I found this interesting post about wavelet thresholding on Banco Silva's blog. Unfortunately the code does not run under PyWavelets 0.4.0/Scipy 0.17.1 , but it inspired me to write a demo which does.
One pic says more than thousand words, so here it is:
As one can see, we add so much noise that the images practically disappear, but wavelet reconstruction (db8 in this case) is smart enough to recover the main features. The key point in the code is
threshold = noiseSigma * np.sqrt(2 * np.log2(noisy_img.size)) rec_coeffs = coeffs rec_coeffs[1:] = (pywt.threshold(i, value=threshold, mode="soft") for i in rec_coeffs[1:])
Here soft thresholding is used, where the wavelet coeffiicients whose absolute value is less than the threshold are assumed to be noise and hence set to zero, so as to denoise the signal.
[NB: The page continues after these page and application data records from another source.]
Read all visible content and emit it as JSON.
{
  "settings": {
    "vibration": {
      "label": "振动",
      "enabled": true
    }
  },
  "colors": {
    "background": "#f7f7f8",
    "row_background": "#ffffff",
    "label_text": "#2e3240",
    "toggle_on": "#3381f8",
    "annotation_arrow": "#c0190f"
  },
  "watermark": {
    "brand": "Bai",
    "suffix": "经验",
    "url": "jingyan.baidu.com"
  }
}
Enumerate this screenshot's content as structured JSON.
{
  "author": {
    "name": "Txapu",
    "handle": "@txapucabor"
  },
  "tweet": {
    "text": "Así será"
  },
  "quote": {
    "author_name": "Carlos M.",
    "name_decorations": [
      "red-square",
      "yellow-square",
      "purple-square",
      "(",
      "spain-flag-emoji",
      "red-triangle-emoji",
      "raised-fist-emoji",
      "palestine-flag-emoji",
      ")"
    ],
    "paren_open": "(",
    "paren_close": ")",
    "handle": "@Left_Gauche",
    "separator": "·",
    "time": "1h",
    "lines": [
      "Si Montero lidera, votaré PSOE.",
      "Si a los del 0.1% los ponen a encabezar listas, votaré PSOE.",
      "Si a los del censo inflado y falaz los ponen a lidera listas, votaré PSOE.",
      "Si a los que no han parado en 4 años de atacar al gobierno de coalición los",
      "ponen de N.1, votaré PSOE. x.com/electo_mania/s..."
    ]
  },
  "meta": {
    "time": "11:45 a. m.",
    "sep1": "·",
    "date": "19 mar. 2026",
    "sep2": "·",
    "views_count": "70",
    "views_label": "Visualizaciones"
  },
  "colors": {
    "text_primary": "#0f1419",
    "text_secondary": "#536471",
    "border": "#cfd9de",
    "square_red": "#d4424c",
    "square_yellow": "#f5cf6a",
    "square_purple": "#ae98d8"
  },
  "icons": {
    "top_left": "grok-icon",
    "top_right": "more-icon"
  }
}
The other coefficients are shifted by sign*theshold so as to mantain the main patterns. Here a standard Donoho-Johnstone universal threshold is used. A look at the code may tell you more.